“And have you been telling them to me?”
“Not to you,” Rikou said with a broad smile. He took up the reins of the suugu. “A little of touch of this and a little touch of that. There’s a way to getting these things done, you know.”
Shushou reached into the pocket of her kimono. “How much?”
“How much what?” Rikou blinked.
“That what it came down to, didn’t it? I’ll cover whatever it cost you. How much did the clerk take you for?”
“Where would a nice girl like you learn something like that?”
“I’m the daughter of a merchant. It comes with the territory.”
Rikou laughed and patted Shushou on the arm. “I’m afraid you didn’t catch my drift.”

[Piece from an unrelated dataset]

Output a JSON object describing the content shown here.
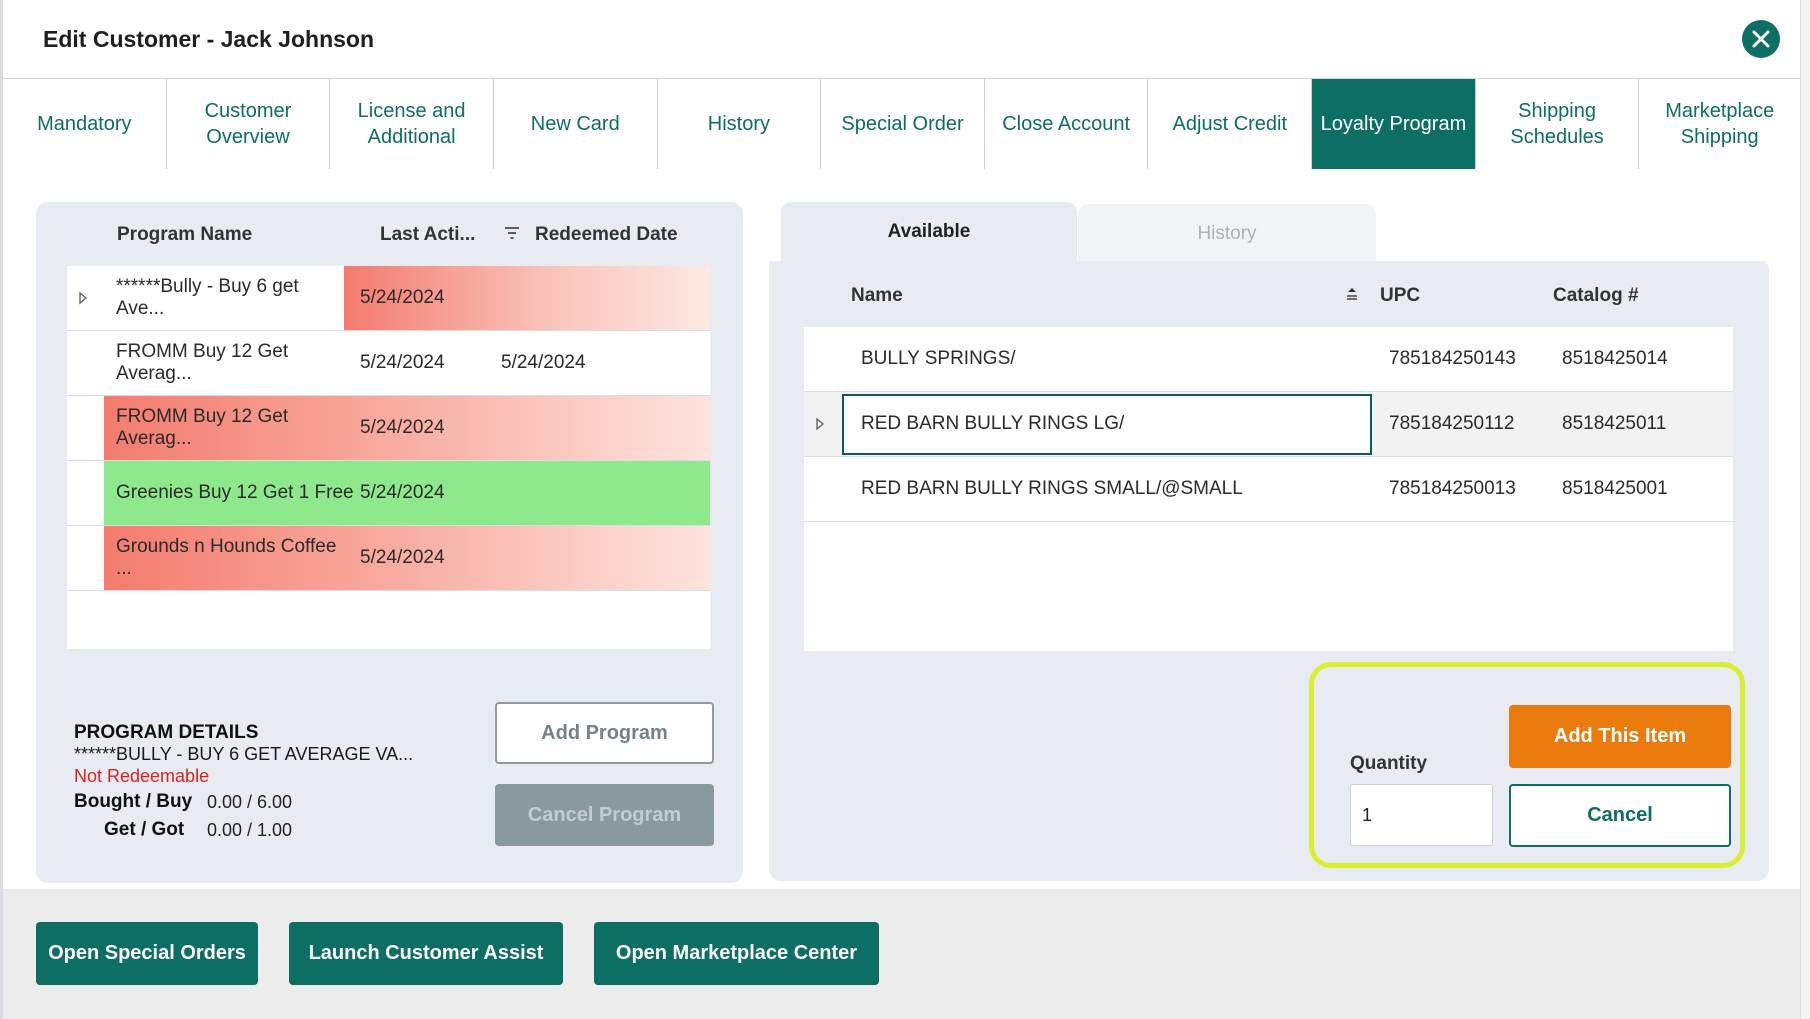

Rikou crouched down in front of her. “The shops will all be opening pretty soon, right?”
“Yes. That’s true.”
“And all the merchants and shopkeepers are going to show up with any paperwork they need to get done. First thing in the morning, the Ministry of Fall will be swamped.”
“Oh. I suppose so.”
“Amidst the confusion, a man comes running in with the story of an unfortunate lass who’d lost her father a few towns over.”
“You mean, me?”
“That’d be you. The dead man worked for his brother. He was delivering a kijuu with his daughter. Alas, they were attacked by highwaymen along the way, and he died protecting his dear daughter. The tough-minded girl managed to get away. Having a strong sense of responsibility, rather than mourn his passing, she felt compelled to complete the job her father had undertaken. She continued on the journey, her sad tears freezing on her cheeks in this frigid winter weather. Unfortunately, the burden of the kijuu now prevents her from securing lodgings—”
“Um—” said Shushou, tugging at his sleeve.
Caught up in his own story, Rikou continued: “What a brave young woman! Don’t you think? Such are the times we live in. Regardless of who was working for whom, they were, first and foremost, brothers. What a cruel man this uncle of hers must be!”
“That’s what you said?”
“The clerk knows when the shops are going to open. So he’ll want to take care of any business before him as soon as possible. And here is this man going on and on, burdening him with the sad tale of an unfortunate girl.”
“And trying his patience.”
Rikou laughed heartily. “There are times when the best recourse is to tell the biggest whale of a lie you can imagine.”
“This is all very instructive.” Shushou shrugged and looked up at him. “Do you mind my asking why you’re doing all this for me?”
Rikou stood and again took hold of the suugu’s reins. “I’ll take a pass on that, if you don’t mind. I haven’t asked you why you’re going on the Shouzan, have I?
“I don’t mind. It’s all the same to me. Because no worthy person has yet stepped forth.”
“Really? Well, take care of yourself.”
“I should be all right, thanks to you.”
“Getting to Ken is one thing. After that is when your true character must rise to the fore.”
“Oh, um, thanks.”
Rikou smiled and urged on the suugu. Shushou watched as the two of them disappeared into the distance.